20-Year Deal With Tribe Dead After Legislature Fails To Act


Florida lawmakers on Friday rejected a new gambling compact with the Seminoles, putting the state’s cut of the multi-billion-dollar tribal gambling market in the Sunshine State at risk.

Late last year, Florida Gov. Rick Scott negotiated a new gambling compact that would have given the state $3 billion in revenue sharing payments over the next seven years, and perhaps billions more over the following 13 years. The Seminoles would have been able to offer craps and roulette under the deal—unlike any other gambling facility in the state. The tribe already has blackjack exclusivity.

“Going into today we knew full well that the gaming bills were on life support,” Rep. Jose Felix Diaz, a Miami Republican, told the Associated Press. “The House was hoping for a miracle, but by the close of the day we saw one was not coming and had no option but to pull the plug.”

Another lawmaker commented: “Every time you put a gaming bill up in the Florida Legislature it’s like throwing a side of beef into a shark tank.”

Early last month, the House Regulatory Affairs Committee approved the agreement, which at the time provided some hope that the new deal would navigate through the legislature successfully.

Florida’s legislature was tasked with ratifying the deal, and thanks to it not doing so, the Seminoles are now operating blackjack at their seven casinos without a compact. The state said it wants the tables removed. The tribe said it would be adding jobs and investing more than $1 billion into its existing gambling facilities if the deal were approved.

Gov. Scott has said that 3,700 workers will lose their jobs if lawmakers failed to act.

The 2010 compact between the state and the Seminoles expired last year. Both parties have filed federal lawsuits over the situation, with the Seminoles continuing business as usual in the meantime. Tribal gaming in the United States is regulated by the federal government.

Despite the current lack of a compact, the tribe is still giving the state money. That could soon end, if Florida loses in court. Florida has the third largest tribal gaming market in the country, trailing only California and Oklahoma. The Sunshine State’s casino market is worth roughly $2.4 billion annually, but that doesn’t include its commercial gambling facilities.

The new compact would have allowed pari-mutuels to stop racing on site but continue with casino operations, such as their poker rooms and slot machines. Some view this change, dubbed “de-coupling,” as an unwanted expansion of gambling in the Sunshine State.

Florida has had a hard time over the past several years with reforming its gambling industry.
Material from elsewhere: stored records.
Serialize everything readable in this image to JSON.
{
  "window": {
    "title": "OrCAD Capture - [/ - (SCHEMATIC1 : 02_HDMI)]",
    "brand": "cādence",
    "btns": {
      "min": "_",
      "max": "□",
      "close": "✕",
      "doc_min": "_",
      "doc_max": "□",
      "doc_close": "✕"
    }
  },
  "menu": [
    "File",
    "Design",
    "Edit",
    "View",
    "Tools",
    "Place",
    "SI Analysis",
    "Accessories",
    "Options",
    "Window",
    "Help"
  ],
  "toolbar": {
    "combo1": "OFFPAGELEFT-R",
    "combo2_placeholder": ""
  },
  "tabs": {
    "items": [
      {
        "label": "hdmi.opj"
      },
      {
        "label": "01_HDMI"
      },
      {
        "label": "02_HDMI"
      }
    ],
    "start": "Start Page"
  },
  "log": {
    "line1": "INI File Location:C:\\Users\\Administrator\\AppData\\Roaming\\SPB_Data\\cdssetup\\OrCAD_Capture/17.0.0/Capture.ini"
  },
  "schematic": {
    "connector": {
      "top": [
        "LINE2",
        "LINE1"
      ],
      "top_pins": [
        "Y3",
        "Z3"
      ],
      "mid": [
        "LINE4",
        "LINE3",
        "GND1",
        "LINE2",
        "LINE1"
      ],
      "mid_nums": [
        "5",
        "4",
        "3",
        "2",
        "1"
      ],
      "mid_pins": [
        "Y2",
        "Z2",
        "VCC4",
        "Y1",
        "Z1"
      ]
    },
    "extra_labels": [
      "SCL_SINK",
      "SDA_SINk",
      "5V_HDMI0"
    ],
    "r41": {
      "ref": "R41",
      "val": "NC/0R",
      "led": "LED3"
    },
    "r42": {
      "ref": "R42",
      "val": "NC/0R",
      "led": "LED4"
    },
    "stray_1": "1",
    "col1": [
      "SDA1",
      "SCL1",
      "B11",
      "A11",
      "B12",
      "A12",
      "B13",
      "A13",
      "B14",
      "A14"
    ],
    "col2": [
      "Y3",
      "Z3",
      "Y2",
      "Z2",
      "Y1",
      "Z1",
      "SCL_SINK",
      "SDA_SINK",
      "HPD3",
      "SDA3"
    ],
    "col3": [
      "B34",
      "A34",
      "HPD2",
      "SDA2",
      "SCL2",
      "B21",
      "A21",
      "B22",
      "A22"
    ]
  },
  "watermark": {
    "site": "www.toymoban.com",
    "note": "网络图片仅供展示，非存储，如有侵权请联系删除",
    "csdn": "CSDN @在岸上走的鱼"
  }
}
In 2014, Las Vegas Sands Corp., the largest casino developer in the world in terms of revenue, abandoned its lobbying efforts to build a multi-billion-dollar casino in South Florida because of the role the Seminoles play in the state’s gambling landscape.